| WHAT YOU HAVE TO DO |
Filter the entries that follow, copying every line in which the word "Good" appears.

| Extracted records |
==*==
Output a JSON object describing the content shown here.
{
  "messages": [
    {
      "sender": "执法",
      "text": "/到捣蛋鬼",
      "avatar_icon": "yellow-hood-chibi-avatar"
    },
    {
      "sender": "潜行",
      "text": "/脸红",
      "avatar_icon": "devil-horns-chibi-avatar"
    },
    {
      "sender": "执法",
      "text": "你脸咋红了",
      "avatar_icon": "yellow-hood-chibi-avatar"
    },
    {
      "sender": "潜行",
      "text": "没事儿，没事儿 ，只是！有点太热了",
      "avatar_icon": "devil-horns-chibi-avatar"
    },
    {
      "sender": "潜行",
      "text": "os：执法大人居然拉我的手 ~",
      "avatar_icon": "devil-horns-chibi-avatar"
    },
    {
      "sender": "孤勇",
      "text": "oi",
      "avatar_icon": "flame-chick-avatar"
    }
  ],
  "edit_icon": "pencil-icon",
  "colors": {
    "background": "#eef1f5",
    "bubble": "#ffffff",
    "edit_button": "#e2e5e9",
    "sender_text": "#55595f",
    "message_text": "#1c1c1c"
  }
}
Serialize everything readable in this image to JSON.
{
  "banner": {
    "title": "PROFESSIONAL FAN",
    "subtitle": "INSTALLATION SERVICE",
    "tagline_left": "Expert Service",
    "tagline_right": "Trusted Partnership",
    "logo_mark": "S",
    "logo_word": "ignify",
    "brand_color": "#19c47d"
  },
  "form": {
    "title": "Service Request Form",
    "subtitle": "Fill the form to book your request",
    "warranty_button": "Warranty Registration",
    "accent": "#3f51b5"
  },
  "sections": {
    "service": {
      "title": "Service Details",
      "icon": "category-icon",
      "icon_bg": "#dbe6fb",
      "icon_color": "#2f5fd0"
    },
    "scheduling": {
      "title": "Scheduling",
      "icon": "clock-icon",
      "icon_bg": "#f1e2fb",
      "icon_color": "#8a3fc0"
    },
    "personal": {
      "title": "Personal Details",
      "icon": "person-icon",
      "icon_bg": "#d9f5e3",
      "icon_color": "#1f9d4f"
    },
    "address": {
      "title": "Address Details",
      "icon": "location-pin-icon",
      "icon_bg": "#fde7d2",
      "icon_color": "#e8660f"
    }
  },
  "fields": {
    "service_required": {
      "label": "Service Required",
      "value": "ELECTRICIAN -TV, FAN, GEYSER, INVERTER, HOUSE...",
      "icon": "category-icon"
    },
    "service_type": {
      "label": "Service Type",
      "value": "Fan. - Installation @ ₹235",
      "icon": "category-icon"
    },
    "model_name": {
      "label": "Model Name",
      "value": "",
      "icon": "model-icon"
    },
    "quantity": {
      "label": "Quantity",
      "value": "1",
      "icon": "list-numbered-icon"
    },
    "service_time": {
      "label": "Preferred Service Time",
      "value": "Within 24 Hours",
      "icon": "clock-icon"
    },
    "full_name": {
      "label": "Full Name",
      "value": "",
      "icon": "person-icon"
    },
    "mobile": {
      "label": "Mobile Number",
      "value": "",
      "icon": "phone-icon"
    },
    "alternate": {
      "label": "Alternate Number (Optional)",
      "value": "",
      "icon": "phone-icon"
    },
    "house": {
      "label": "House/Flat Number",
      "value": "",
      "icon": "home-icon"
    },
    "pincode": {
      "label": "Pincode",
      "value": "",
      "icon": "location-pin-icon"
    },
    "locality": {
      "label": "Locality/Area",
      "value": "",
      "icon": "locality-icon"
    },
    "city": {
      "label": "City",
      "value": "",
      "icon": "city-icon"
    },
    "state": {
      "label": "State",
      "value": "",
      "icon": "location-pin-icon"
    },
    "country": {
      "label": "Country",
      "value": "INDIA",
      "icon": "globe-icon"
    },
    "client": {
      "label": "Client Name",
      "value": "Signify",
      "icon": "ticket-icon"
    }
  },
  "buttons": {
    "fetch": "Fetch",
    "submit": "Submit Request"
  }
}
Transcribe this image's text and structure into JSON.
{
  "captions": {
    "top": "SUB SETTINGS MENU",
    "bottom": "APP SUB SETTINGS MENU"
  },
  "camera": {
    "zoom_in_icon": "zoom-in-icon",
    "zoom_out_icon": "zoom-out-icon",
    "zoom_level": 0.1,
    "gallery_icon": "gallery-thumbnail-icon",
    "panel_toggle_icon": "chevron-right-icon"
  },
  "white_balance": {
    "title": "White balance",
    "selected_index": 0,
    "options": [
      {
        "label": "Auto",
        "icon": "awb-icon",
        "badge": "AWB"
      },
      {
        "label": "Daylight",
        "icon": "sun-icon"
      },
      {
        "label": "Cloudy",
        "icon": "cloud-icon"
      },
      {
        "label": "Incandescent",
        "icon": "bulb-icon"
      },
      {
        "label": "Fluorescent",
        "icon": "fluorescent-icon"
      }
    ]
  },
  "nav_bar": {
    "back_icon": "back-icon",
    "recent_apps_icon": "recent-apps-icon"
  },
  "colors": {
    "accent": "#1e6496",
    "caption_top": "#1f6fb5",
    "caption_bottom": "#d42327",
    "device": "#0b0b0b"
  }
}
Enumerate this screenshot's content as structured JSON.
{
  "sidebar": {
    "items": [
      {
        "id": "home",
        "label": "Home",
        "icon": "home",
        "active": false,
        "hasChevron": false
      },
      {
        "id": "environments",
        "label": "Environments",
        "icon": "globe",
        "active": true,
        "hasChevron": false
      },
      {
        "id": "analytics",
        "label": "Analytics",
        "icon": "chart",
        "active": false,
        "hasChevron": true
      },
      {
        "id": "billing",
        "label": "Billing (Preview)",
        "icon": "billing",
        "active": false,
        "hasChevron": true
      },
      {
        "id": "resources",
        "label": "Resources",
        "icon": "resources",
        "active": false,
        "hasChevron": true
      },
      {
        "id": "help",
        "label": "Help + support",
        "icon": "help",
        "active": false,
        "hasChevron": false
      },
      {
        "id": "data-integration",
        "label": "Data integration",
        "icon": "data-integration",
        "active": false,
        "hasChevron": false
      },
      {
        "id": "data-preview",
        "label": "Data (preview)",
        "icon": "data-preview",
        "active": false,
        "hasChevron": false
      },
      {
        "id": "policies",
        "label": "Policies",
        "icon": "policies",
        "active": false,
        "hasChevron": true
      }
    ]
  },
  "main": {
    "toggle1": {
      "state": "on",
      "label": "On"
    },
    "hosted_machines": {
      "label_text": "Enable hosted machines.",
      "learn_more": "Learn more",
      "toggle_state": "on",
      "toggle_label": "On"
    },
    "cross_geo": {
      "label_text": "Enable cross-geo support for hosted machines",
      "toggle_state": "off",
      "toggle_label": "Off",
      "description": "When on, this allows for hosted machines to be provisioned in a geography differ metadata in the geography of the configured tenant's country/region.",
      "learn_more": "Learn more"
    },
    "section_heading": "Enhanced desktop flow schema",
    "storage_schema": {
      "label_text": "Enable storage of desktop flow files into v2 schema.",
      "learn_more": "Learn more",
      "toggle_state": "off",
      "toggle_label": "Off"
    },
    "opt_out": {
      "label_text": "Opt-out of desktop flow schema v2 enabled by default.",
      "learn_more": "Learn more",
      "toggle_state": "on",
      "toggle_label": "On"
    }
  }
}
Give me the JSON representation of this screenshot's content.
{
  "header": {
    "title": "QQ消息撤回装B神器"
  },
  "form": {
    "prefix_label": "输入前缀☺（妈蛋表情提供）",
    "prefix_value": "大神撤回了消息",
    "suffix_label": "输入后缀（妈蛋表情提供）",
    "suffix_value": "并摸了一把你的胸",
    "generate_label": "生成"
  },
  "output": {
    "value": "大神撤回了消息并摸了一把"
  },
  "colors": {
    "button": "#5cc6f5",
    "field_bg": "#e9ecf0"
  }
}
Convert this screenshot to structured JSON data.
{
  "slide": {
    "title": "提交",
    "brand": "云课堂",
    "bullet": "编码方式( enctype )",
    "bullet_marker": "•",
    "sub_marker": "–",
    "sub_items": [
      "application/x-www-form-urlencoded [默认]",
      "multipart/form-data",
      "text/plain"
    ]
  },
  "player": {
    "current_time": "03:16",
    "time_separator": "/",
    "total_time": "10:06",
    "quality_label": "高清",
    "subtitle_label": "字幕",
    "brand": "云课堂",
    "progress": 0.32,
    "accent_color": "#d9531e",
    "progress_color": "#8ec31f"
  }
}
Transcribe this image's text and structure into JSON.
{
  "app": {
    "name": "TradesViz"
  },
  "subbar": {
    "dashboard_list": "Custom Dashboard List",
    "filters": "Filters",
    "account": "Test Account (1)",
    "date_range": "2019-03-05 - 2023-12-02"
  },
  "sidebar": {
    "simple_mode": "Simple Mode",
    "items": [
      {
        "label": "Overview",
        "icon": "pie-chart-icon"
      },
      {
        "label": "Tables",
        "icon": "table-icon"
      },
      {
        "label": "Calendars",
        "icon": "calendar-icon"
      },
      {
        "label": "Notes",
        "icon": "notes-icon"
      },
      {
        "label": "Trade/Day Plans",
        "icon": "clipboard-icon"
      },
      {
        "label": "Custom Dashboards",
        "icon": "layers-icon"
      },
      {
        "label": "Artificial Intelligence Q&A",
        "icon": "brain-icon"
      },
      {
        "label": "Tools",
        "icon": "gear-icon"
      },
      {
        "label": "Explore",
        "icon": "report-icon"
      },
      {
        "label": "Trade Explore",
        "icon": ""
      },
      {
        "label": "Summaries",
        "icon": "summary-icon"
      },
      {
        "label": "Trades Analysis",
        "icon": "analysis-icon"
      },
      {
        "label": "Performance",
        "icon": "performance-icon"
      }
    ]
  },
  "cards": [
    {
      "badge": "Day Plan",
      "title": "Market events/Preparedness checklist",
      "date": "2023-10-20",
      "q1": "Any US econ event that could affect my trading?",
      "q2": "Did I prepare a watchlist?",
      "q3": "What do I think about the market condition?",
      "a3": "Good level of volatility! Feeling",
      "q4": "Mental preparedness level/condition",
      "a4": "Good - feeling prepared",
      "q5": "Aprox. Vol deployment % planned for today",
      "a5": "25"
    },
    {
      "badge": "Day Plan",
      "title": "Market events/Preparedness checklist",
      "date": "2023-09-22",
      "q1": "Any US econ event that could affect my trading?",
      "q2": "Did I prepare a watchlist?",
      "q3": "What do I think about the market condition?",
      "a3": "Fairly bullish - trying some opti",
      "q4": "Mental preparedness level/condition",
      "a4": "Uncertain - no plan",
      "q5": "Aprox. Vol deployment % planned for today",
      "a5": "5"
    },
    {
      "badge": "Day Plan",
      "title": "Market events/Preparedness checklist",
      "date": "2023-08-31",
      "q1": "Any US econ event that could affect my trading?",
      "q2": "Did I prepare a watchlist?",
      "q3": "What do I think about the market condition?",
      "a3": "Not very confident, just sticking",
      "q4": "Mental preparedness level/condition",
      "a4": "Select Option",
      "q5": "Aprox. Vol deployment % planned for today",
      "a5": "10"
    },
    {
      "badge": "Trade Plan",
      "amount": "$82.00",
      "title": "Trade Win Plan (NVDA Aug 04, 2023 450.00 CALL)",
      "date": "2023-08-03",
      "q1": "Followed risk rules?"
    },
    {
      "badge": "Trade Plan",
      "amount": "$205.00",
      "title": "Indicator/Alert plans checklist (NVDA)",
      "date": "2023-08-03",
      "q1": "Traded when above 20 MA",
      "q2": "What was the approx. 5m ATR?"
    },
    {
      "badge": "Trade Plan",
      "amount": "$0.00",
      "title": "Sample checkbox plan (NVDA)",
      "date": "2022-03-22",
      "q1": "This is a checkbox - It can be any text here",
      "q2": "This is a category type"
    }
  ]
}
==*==
| YOUR SOLUTION |
      "a3": "Good level of volatility! Feeling",
      "a4": "Good - feeling prepared",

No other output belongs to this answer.